**EXERCISE BRIEF**
Please give back each line below unchanged; none of the pictures should appear.

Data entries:

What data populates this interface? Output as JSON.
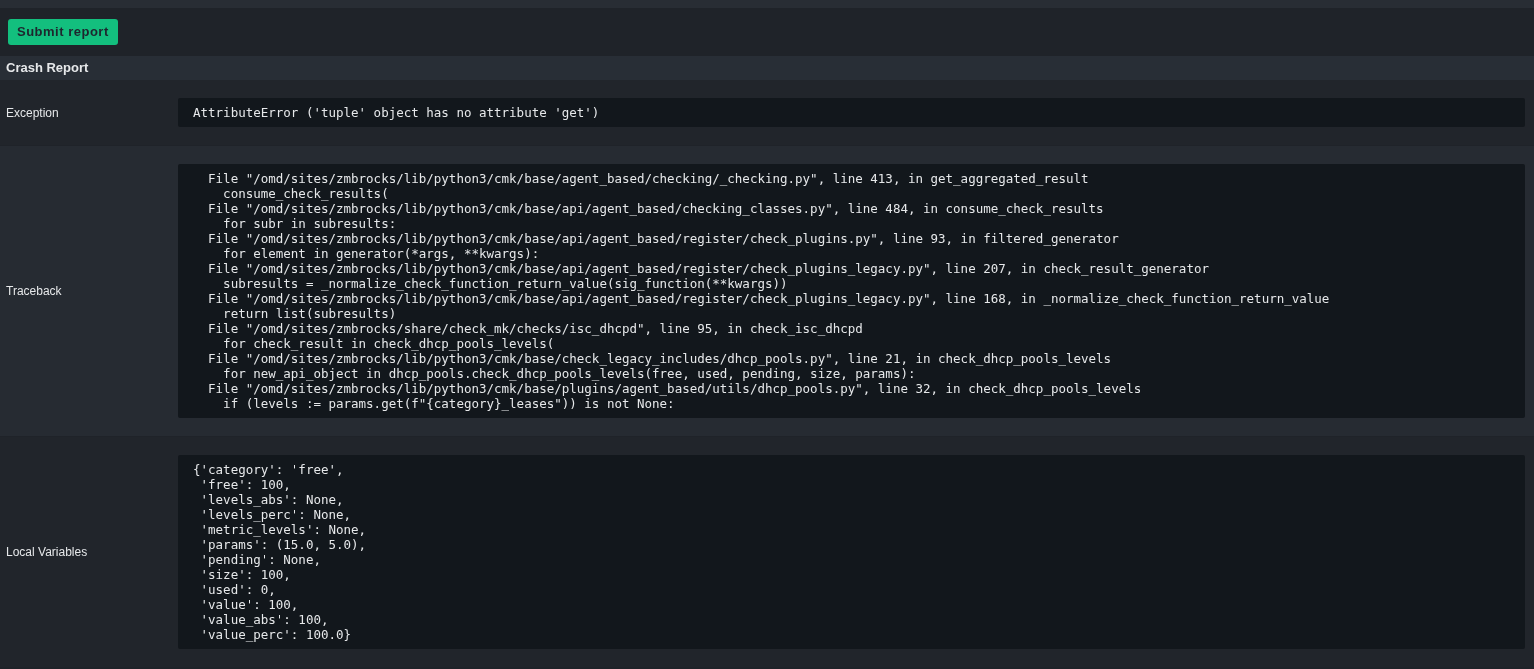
{
  "submit_button": {
    "label": "Submit report"
  },
  "section": {
    "title": "Crash Report"
  },
  "rows": [
    {
      "label": "Exception",
      "value": "AttributeError ('tuple' object has no attribute 'get')"
    },
    {
      "label": "Traceback",
      "value": "  File \"/omd/sites/zmbrocks/lib/python3/cmk/base/agent_based/checking/_checking.py\", line 413, in get_aggregated_result\n    consume_check_results(\n  File \"/omd/sites/zmbrocks/lib/python3/cmk/base/api/agent_based/checking_classes.py\", line 484, in consume_check_results\n    for subr in subresults:\n  File \"/omd/sites/zmbrocks/lib/python3/cmk/base/api/agent_based/register/check_plugins.py\", line 93, in filtered_generator\n    for element in generator(*args, **kwargs):\n  File \"/omd/sites/zmbrocks/lib/python3/cmk/base/api/agent_based/register/check_plugins_legacy.py\", line 207, in check_result_generator\n    subresults = _normalize_check_function_return_value(sig_function(**kwargs))\n  File \"/omd/sites/zmbrocks/lib/python3/cmk/base/api/agent_based/register/check_plugins_legacy.py\", line 168, in _normalize_check_function_return_value\n    return list(subresults)\n  File \"/omd/sites/zmbrocks/share/check_mk/checks/isc_dhcpd\", line 95, in check_isc_dhcpd\n    for check_result in check_dhcp_pools_levels(\n  File \"/omd/sites/zmbrocks/lib/python3/cmk/base/check_legacy_includes/dhcp_pools.py\", line 21, in check_dhcp_pools_levels\n    for new_api_object in dhcp_pools.check_dhcp_pools_levels(free, used, pending, size, params):\n  File \"/omd/sites/zmbrocks/lib/python3/cmk/base/plugins/agent_based/utils/dhcp_pools.py\", line 32, in check_dhcp_pools_levels\n    if (levels := params.get(f\"{category}_leases\")) is not None:"
    },
    {
      "label": "Local Variables",
      "value": "{'category': 'free',\n 'free': 100,\n 'levels_abs': None,\n 'levels_perc': None,\n 'metric_levels': None,\n 'params': (15.0, 5.0),\n 'pending': None,\n 'size': 100,\n 'used': 0,\n 'value': 100,\n 'value_abs': 100,\n 'value_perc': 100.0}"
    }
  ]
}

**FINISHED TASK**
What data populates this interface? Output as JSON.
{
  "submit_button": {
    "label": "Submit report"
  },
  "section": {
    "title": "Crash Report"
  },
  "rows": [
    {
      "label": "Exception",
      "value": "AttributeError ('tuple' object has no attribute 'get')"
    },
    {
      "label": "Traceback",
      "value": "  File \"/omd/sites/zmbrocks/lib/python3/cmk/base/agent_based/checking/_checking.py\", line 413, in get_aggregated_result\n    consume_check_results(\n  File \"/omd/sites/zmbrocks/lib/python3/cmk/base/api/agent_based/checking_classes.py\", line 484, in consume_check_results\n    for subr in subresults:\n  File \"/omd/sites/zmbrocks/lib/python3/cmk/base/api/agent_based/register/check_plugins.py\", line 93, in filtered_generator\n    for element in generator(*args, **kwargs):\n  File \"/omd/sites/zmbrocks/lib/python3/cmk/base/api/agent_based/register/check_plugins_legacy.py\", line 207, in check_result_generator\n    subresults = _normalize_check_function_return_value(sig_function(**kwargs))\n  File \"/omd/sites/zmbrocks/lib/python3/cmk/base/api/agent_based/register/check_plugins_legacy.py\", line 168, in _normalize_check_function_return_value\n    return list(subresults)\n  File \"/omd/sites/zmbrocks/share/check_mk/checks/isc_dhcpd\", line 95, in check_isc_dhcpd\n    for check_result in check_dhcp_pools_levels(\n  File \"/omd/sites/zmbrocks/lib/python3/cmk/base/check_legacy_includes/dhcp_pools.py\", line 21, in check_dhcp_pools_levels\n    for new_api_object in dhcp_pools.check_dhcp_pools_levels(free, used, pending, size, params):\n  File \"/omd/sites/zmbrocks/lib/python3/cmk/base/plugins/agent_based/utils/dhcp_pools.py\", line 32, in check_dhcp_pools_levels\n    if (levels := params.get(f\"{category}_leases\")) is not None:"
    },
    {
      "label": "Local Variables",
      "value": "{'category': 'free',\n 'free': 100,\n 'levels_abs': None,\n 'levels_perc': None,\n 'metric_levels': None,\n 'params': (15.0, 5.0),\n 'pending': None,\n 'size': 100,\n 'used': 0,\n 'value': 100,\n 'value_abs': 100,\n 'value_perc': 100.0}"
    }
  ]
}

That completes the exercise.